- [Page and application data records]

────────────────────────────────────────

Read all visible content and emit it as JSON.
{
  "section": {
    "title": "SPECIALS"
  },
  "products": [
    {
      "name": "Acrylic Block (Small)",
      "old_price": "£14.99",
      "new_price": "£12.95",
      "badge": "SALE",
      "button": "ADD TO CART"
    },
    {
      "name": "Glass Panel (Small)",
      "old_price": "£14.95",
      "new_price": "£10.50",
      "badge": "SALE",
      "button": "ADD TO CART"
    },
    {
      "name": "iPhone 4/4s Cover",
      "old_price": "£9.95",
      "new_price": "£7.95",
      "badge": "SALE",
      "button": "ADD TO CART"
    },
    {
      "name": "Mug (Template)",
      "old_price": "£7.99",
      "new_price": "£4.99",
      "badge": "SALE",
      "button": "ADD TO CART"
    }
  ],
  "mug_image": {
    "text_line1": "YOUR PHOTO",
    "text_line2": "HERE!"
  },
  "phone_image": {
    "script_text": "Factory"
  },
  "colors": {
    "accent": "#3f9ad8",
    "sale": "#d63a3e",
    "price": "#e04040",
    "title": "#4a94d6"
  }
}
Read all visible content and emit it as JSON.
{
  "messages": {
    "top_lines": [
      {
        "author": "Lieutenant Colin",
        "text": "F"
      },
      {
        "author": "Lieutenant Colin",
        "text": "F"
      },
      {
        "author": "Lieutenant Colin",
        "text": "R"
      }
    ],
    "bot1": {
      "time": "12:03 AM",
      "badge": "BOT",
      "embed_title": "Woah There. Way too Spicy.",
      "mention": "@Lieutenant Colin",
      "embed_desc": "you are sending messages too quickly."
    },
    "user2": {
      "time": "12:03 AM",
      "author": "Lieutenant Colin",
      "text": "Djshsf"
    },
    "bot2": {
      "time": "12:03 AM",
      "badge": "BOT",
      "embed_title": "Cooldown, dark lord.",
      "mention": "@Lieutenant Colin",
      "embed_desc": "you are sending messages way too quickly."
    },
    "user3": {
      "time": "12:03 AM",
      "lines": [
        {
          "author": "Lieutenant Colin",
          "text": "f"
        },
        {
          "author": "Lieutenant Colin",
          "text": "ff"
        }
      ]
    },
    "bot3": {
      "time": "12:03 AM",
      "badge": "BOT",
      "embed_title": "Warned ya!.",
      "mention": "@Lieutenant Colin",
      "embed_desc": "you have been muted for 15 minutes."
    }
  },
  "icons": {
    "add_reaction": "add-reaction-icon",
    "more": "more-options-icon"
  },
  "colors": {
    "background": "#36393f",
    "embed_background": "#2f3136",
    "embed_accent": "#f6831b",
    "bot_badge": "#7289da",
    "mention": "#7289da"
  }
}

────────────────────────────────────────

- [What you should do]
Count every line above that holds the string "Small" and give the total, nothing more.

- [Answer for the task]
2